Planning and Facilitating a Schedule Risk Workshop
"Planning and Facilitating a Schedule Risk Workshop" by Chris Carson, PSP, CCM, PMP
Schedules, no matter how carefully designed and developed, rarely incorporate any assessment of risks that occur on most projects. The lack of process to gather and use the lessons learned from the collective experience of project management professionals in the development of schedules lowers the likelihood of success, and leads to greater risk of claims. Invoking risk management for all projects leads to more successful projects. Developing a process to facilitate a schedule risk workshop improves the results of the risk assessment.
This session will provide a practical and efficient approach to planning and conducting a schedule risk workshop, based on real project workshops. Inclusion of the right stakeholders, facilitating participation by experienced professionals, and simple steps provide for guidance to make the risk workshop a valuable experience with meaningful results.
Schedule Risk Concepts Overview
Assessing cost risk in project bids has been recognized for years by the use of contingencies, but time risk in project schedules is typically not assessed. Not many Owners allow time contingencies unless those are held in management reserves outside of project management control. Risks, as defined by Recommended Practice No. 10S-90, Cost Engineering Terminology, under “Risk – Project-Specific”, are “uncertainties (threats or opportunities) related to events, actions, and other conditions that are specific to the scope of a project.”
Risks can fall into several broad categories, such as uncertain duration risks, specific event risk, or risks embedded in the development of the CPM network. Each of those types of risk might be analyzed differently using different tools depending on the availability of software to support the analysis.
Risk analysis, as defined by AACE International, is “A risk management process step, which includes the quantification of the effect of all uncertainty (risks) on a project. Usually done by identifying risks and quantifying each risk’s probability of occurrence, and potential severity of impact.” The general risk management process includes planning, identification of risks, qualitative risk analysis, quantitative risk analysis, and risk response. Then there is a repeated effort where the identified risks that remain in the schedule are evaluated at each update and a new risk management process implemented at some periodic stage in the project. As described in RP #71R-12, this is covered by the TCM Framework, which defines risk management as “a systematic and iterative process comprising four steps:
- Plan – establish risk management objectives;
- Assess – identify and analyze risk;
- Treat – plan and implement risk responses; and
- Control – monitor, communicate and enhance risk management effectiveness.”

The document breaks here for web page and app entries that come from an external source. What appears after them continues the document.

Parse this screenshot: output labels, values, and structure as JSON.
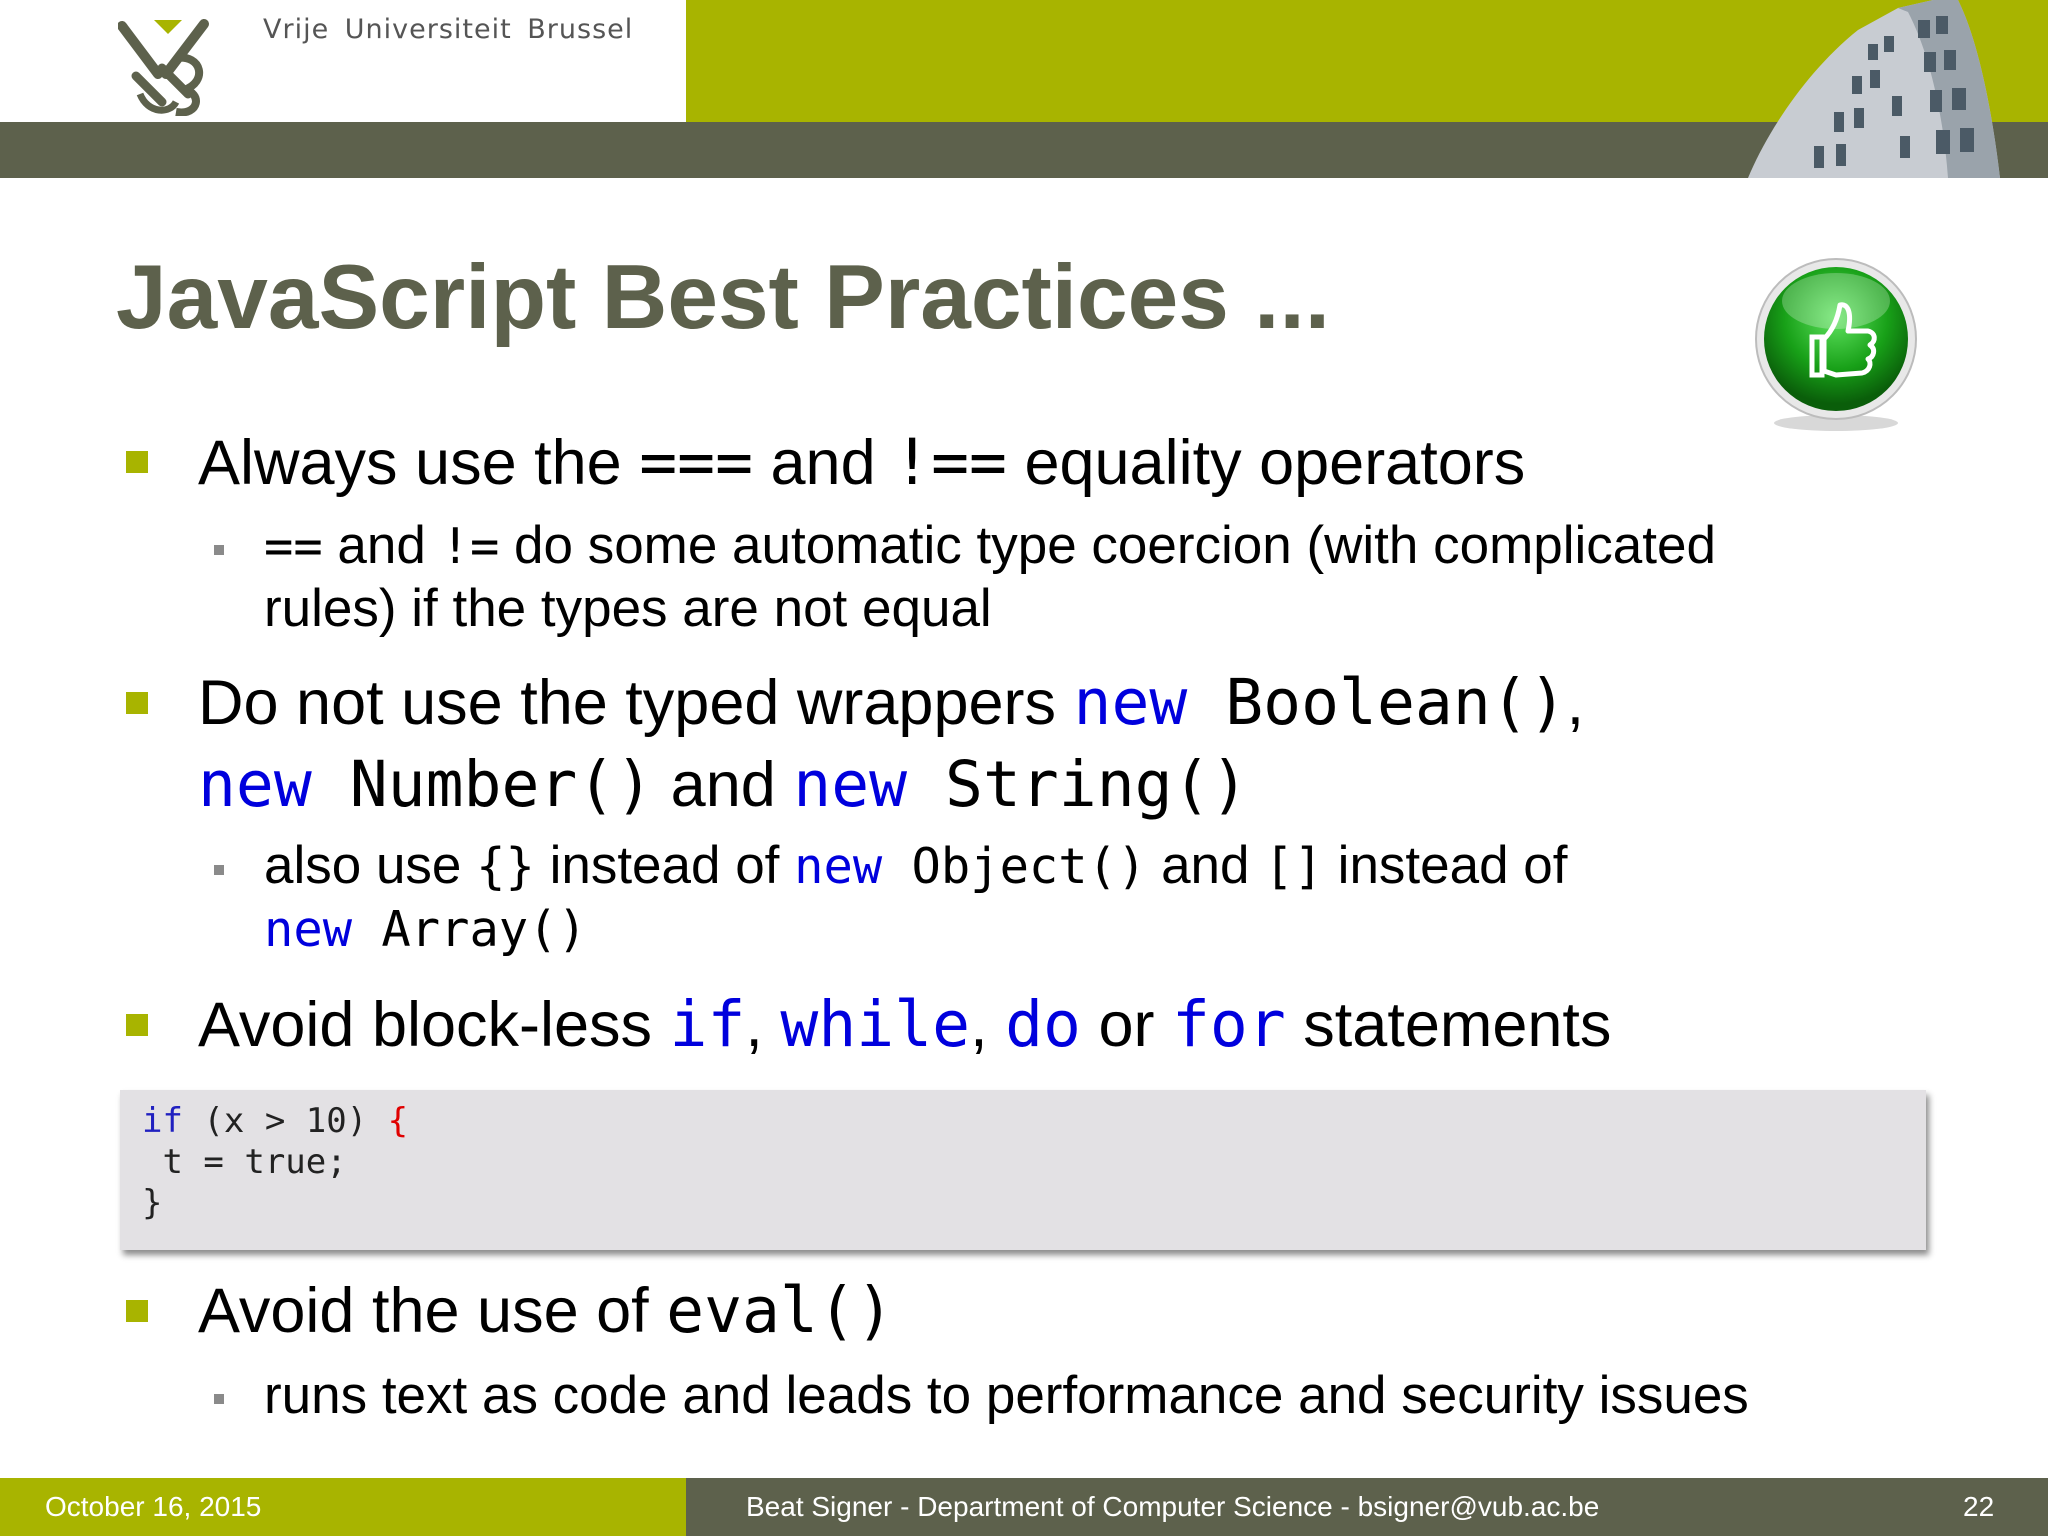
{
  "header": {
    "university": "Vrije Universiteit Brussel",
    "logo_icon": "vub-logo-icon",
    "building_icon": "building-photo-icon",
    "colors": {
      "green": "#a8b400",
      "olive": "#5d614c"
    }
  },
  "slide": {
    "title": "JavaScript Best Practices ...",
    "title_icon": "thumbs-up-icon",
    "bullets": [
      {
        "t1": "Always use the ",
        "code1": "===",
        "t2": " and ",
        "code2": "!==",
        "t3": " equality operators",
        "sub": {
          "code1": "==",
          "t1": " and ",
          "code2": "!=",
          "t2": " do some automatic type coercion (with complicated",
          "t3": "rules) if the types are not equal"
        }
      },
      {
        "t1": "Do not use the typed wrappers ",
        "kw1": "new",
        "c1": " Boolean()",
        "t2": ",",
        "kw2": "new",
        "c2": " Number()",
        "t3": " and ",
        "kw3": "new",
        "c3": " String()",
        "sub": {
          "t1": "also use ",
          "c1": "{}",
          "t2": " instead of ",
          "kw1": "new",
          "c2": " Object()",
          "t3": " and ",
          "c3": "[]",
          "t4": " instead of",
          "kw2": "new",
          "c4": " Array()"
        }
      },
      {
        "t1": "Avoid block-less ",
        "kw1": "if",
        "t2": ", ",
        "kw2": "while",
        "t3": ", ",
        "kw3": "do",
        "t4": " or ",
        "kw4": "for",
        "t5": " statements"
      },
      {
        "t1": "Avoid the use of ",
        "c1": "eval()",
        "sub": {
          "t1": "runs text as code and leads to performance and security issues"
        }
      }
    ],
    "code": {
      "line1": {
        "kw": "if",
        "mid": " (x > 10) ",
        "brace": "{"
      },
      "line2": " t = true;",
      "line3": "}"
    }
  },
  "footer": {
    "date": "October 16, 2015",
    "author": "Beat Signer - Department of Computer Science - bsigner@vub.ac.be",
    "page": "22"
  }
}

One of the most important benefits produced from providing risk analysis is in the collaborative effort in identifying risks and brainstorming the options for risk planning and response. This is similar to one of the primary benefits of planning which is to involve the project management team in thinking through and brainstorming how the project will be built. So the risk workshop follows in the footsteps of the planning session, involving many of the same stakeholders and improving the collaborative effort that is desired in partnering on a project, no matter the exact term for the collaborative effort.